TASK OBJECTIVE => A faithful copy of all the records is needed, with the pictures omitted.

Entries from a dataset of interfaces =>

────

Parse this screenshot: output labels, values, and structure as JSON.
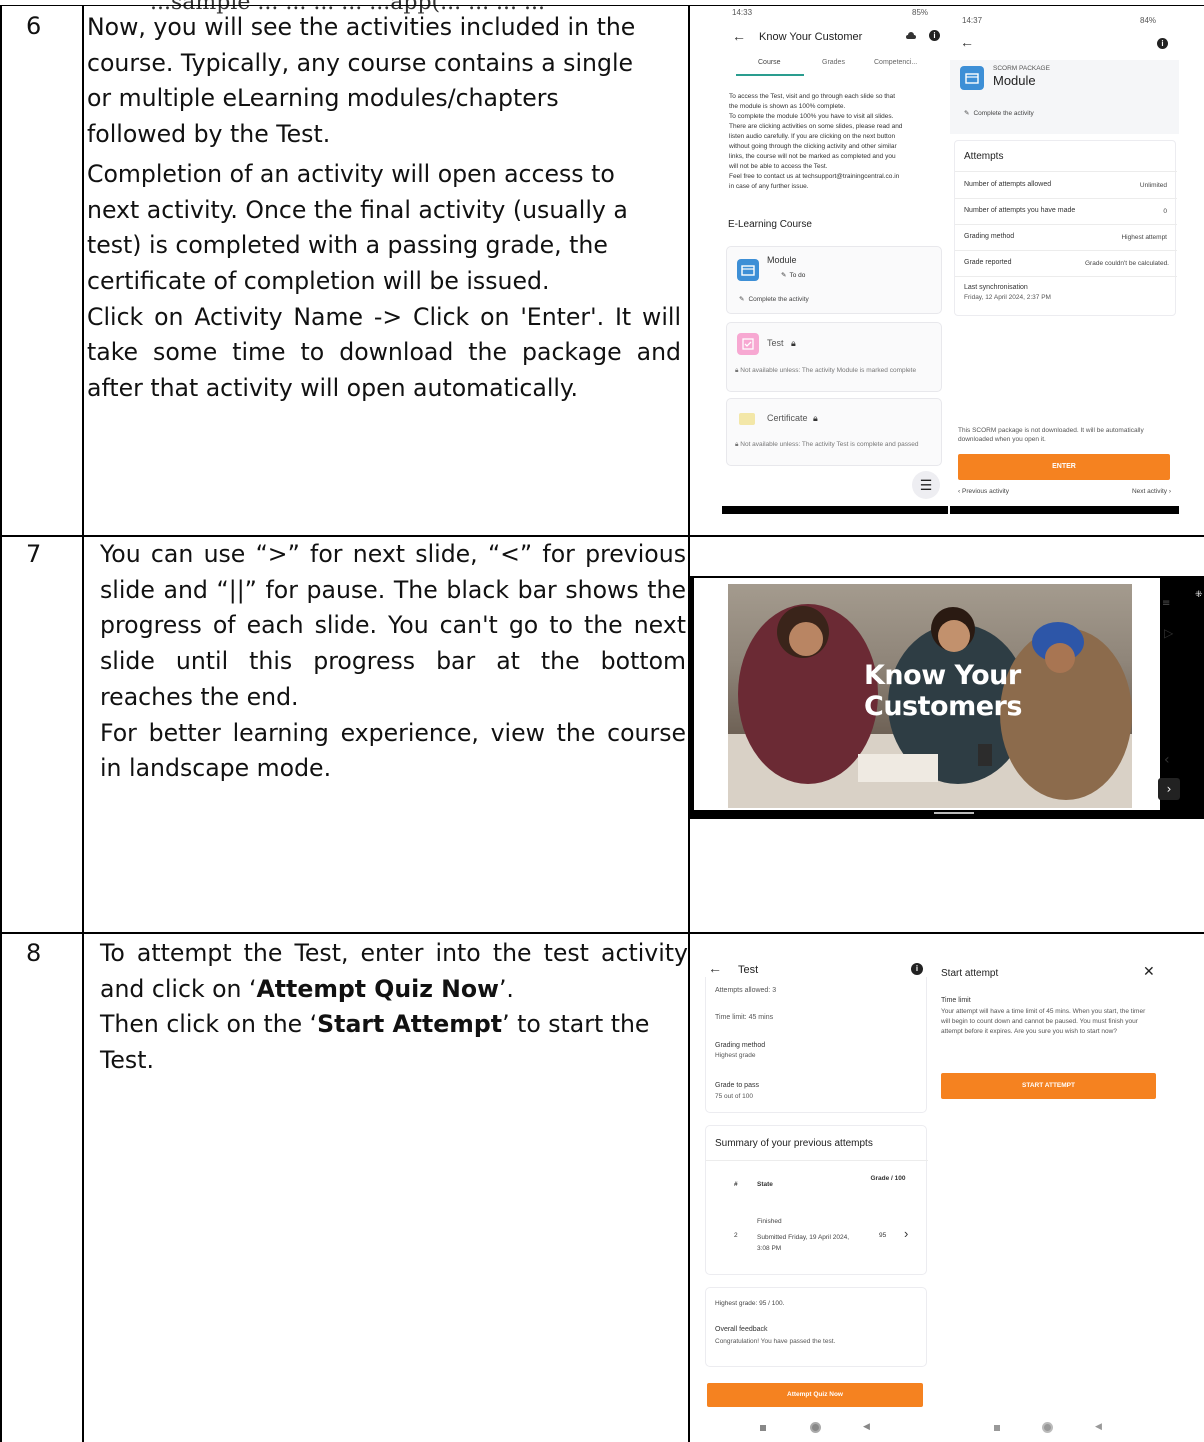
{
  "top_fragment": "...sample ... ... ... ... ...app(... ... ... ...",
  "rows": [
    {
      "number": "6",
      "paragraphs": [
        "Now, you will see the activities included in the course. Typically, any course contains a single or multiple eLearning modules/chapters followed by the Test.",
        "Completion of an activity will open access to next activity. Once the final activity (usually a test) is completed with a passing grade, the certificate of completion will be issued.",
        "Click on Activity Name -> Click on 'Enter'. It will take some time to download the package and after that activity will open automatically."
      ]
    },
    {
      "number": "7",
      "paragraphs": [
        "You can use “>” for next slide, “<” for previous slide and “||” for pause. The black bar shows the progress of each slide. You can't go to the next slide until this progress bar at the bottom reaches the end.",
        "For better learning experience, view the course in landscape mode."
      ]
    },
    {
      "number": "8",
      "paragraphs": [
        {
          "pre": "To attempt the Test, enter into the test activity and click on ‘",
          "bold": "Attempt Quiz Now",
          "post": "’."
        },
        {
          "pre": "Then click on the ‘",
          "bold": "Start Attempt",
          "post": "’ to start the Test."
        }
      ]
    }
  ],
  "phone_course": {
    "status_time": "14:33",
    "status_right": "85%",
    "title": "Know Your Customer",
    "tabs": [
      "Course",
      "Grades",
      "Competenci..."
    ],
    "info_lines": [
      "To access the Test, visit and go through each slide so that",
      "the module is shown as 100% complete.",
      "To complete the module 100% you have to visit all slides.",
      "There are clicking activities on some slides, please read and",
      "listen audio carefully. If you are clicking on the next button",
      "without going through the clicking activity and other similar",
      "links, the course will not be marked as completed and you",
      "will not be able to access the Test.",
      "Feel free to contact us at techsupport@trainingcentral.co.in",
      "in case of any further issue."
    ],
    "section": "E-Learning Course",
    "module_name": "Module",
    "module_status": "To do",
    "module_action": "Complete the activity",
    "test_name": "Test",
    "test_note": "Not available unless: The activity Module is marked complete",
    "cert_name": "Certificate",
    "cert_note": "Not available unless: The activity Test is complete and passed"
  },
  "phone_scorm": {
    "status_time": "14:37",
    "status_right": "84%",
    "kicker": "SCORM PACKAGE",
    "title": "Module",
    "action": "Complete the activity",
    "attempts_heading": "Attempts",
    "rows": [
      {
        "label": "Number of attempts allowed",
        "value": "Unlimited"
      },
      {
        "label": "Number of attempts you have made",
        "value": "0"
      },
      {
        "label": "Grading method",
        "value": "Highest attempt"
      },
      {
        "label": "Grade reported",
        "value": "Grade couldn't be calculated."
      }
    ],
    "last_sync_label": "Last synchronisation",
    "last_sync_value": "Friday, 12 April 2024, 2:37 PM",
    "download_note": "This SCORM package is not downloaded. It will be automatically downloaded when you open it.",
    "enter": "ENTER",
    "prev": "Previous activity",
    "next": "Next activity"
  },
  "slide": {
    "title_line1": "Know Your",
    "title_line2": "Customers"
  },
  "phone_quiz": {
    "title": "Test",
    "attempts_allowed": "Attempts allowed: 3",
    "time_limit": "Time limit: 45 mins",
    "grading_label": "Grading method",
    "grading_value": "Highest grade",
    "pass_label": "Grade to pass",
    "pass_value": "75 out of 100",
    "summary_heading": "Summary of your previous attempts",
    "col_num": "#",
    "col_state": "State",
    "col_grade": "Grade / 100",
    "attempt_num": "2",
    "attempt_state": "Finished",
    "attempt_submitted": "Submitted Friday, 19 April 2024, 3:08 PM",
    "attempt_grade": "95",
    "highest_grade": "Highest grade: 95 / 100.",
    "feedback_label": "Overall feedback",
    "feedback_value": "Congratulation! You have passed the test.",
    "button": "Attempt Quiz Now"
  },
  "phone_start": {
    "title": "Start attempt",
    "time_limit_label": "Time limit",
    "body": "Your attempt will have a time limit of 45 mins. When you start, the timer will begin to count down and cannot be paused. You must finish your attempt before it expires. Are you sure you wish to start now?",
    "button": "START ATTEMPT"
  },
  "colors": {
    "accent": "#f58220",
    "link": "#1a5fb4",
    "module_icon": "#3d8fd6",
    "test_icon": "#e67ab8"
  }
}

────

ANSWER =>
Parse this screenshot: output labels, values, and structure as JSON.
{
  "top_fragment": "...sample ... ... ... ... ...app(... ... ... ...",
  "rows": [
    {
      "number": "6",
      "paragraphs": [
        "Now, you will see the activities included in the course. Typically, any course contains a single or multiple eLearning modules/chapters followed by the Test.",
        "Completion of an activity will open access to next activity. Once the final activity (usually a test) is completed with a passing grade, the certificate of completion will be issued.",
        "Click on Activity Name -> Click on 'Enter'. It will take some time to download the package and after that activity will open automatically."
      ]
    },
    {
      "number": "7",
      "paragraphs": [
        "You can use “>” for next slide, “<” for previous slide and “||” for pause. The black bar shows the progress of each slide. You can't go to the next slide until this progress bar at the bottom reaches the end.",
        "For better learning experience, view the course in landscape mode."
      ]
    },
    {
      "number": "8",
      "paragraphs": [
        {
          "pre": "To attempt the Test, enter into the test activity and click on ‘",
          "bold": "Attempt Quiz Now",
          "post": "’."
        },
        {
          "pre": "Then click on the ‘",
          "bold": "Start Attempt",
          "post": "’ to start the Test."
        }
      ]
    }
  ],
  "phone_course": {
    "status_time": "14:33",
    "status_right": "85%",
    "title": "Know Your Customer",
    "tabs": [
      "Course",
      "Grades",
      "Competenci..."
    ],
    "info_lines": [
      "To access the Test, visit and go through each slide so that",
      "the module is shown as 100% complete.",
      "To complete the module 100% you have to visit all slides.",
      "There are clicking activities on some slides, please read and",
      "listen audio carefully. If you are clicking on the next button",
      "without going through the clicking activity and other similar",
      "links, the course will not be marked as completed and you",
      "will not be able to access the Test.",
      "Feel free to contact us at techsupport@trainingcentral.co.in",
      "in case of any further issue."
    ],
    "section": "E-Learning Course",
    "module_name": "Module",
    "module_status": "To do",
    "module_action": "Complete the activity",
    "test_name": "Test",
    "test_note": "Not available unless: The activity Module is marked complete",
    "cert_name": "Certificate",
    "cert_note": "Not available unless: The activity Test is complete and passed"
  },
  "phone_scorm": {
    "status_time": "14:37",
    "status_right": "84%",
    "kicker": "SCORM PACKAGE",
    "title": "Module",
    "action": "Complete the activity",
    "attempts_heading": "Attempts",
    "rows": [
      {
        "label": "Number of attempts allowed",
        "value": "Unlimited"
      },
      {
        "label": "Number of attempts you have made",
        "value": "0"
      },
      {
        "label": "Grading method",
        "value": "Highest attempt"
      },
      {
        "label": "Grade reported",
        "value": "Grade couldn't be calculated."
      }
    ],
    "last_sync_label": "Last synchronisation",
    "last_sync_value": "Friday, 12 April 2024, 2:37 PM",
    "download_note": "This SCORM package is not downloaded. It will be automatically downloaded when you open it.",
    "enter": "ENTER",
    "prev": "Previous activity",
    "next": "Next activity"
  },
  "slide": {
    "title_line1": "Know Your",
    "title_line2": "Customers"
  },
  "phone_quiz": {
    "title": "Test",
    "attempts_allowed": "Attempts allowed: 3",
    "time_limit": "Time limit: 45 mins",
    "grading_label": "Grading method",
    "grading_value": "Highest grade",
    "pass_label": "Grade to pass",
    "pass_value": "75 out of 100",
    "summary_heading": "Summary of your previous attempts",
    "col_num": "#",
    "col_state": "State",
    "col_grade": "Grade / 100",
    "attempt_num": "2",
    "attempt_state": "Finished",
    "attempt_submitted": "Submitted Friday, 19 April 2024, 3:08 PM",
    "attempt_grade": "95",
    "highest_grade": "Highest grade: 95 / 100.",
    "feedback_label": "Overall feedback",
    "feedback_value": "Congratulation! You have passed the test.",
    "button": "Attempt Quiz Now"
  },
  "phone_start": {
    "title": "Start attempt",
    "time_limit_label": "Time limit",
    "body": "Your attempt will have a time limit of 45 mins. When you start, the timer will begin to count down and cannot be paused. You must finish your attempt before it expires. Are you sure you wish to start now?",
    "button": "START ATTEMPT"
  },
  "colors": {
    "accent": "#f58220",
    "link": "#1a5fb4",
    "module_icon": "#3d8fd6",
    "test_icon": "#e67ab8"
  }
}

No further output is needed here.